After he was ordained in 2009, Father Gomez was initially sent to two separate villages in his diocese to serve as the local parish priest. Later, he was sent to a seminary to teach.
"When I started as an educator I thought I would do it for five years, and then be finally ready to go on mission." He was guided by what Bishop Tobón Ricardo Restrepo had told him when he was a student: "In his heart, every seminarian must have a mission, [a desire] to be a missionary, anywhere, even if this might mean elsewhere."
Bishop Ricardo's advice had an impact on him because of a new experience undertaken by his diocese and the Church in Colombia. Between 2000 and 2007, a small group of priests associated with PIME, had gone to Bangladesh for the first time. A meeting with one of these priests, years later, pushed Father Gomez to make the final choice of going to Bangladesh.
Reflecting on his future life as a missionary, he said that he found great comfort in Pope Francis who like him comes from "the end of the world. The Pope has an exceptional ability to communicate because his words are always very practical."
“The Pope's constant call to go out to the fringes of society is fundamental, because too often we are 'just' happy to be priests, to stay in this or that parish, or do this or that pastoral work.
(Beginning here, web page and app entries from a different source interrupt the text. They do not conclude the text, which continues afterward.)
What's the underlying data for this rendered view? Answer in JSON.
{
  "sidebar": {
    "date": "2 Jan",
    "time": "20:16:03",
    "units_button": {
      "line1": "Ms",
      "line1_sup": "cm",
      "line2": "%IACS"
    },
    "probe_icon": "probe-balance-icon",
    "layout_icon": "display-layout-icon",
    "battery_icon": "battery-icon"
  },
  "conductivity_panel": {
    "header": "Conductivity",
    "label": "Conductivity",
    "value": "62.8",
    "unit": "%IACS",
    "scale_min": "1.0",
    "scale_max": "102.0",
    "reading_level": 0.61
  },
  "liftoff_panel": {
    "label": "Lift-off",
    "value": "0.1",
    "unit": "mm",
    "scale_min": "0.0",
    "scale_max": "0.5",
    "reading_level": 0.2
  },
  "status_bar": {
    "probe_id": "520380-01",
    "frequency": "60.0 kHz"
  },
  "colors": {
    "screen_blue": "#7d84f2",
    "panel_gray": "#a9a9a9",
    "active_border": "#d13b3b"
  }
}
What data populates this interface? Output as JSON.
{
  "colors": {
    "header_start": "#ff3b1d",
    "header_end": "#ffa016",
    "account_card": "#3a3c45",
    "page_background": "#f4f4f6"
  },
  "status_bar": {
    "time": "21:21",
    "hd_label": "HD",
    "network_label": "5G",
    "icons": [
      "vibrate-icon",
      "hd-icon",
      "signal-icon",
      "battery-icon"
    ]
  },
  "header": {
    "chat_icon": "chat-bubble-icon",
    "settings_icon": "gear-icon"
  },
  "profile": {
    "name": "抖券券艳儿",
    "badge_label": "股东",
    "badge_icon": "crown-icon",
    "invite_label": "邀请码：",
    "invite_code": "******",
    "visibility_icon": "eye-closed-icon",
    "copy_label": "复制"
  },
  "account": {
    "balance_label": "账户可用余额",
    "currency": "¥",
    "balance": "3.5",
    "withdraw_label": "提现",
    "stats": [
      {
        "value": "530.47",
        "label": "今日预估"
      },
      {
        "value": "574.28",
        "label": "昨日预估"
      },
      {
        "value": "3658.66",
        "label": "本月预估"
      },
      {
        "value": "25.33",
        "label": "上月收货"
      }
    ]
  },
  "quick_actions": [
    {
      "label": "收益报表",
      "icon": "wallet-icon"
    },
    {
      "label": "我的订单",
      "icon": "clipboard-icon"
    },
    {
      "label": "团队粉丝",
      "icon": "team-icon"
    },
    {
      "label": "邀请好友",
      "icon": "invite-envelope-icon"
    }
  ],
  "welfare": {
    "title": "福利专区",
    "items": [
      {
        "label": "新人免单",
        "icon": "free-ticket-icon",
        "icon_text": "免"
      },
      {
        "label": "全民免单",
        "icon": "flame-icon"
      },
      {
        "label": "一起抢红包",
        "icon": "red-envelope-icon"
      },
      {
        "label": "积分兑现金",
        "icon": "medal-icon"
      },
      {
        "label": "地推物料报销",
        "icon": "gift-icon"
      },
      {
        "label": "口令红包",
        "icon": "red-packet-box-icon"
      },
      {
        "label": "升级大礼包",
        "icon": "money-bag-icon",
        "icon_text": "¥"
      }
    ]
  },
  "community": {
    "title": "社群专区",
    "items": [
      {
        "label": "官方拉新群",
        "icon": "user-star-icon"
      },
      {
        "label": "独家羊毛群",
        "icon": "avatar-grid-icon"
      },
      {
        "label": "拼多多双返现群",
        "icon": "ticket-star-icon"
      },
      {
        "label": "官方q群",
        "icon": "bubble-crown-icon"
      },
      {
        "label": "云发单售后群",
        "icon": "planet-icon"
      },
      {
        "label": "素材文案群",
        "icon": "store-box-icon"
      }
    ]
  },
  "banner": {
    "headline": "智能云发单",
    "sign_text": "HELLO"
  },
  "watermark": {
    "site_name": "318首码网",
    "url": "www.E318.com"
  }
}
Instead, it is our duty to go out because there are so many people who need Jesus."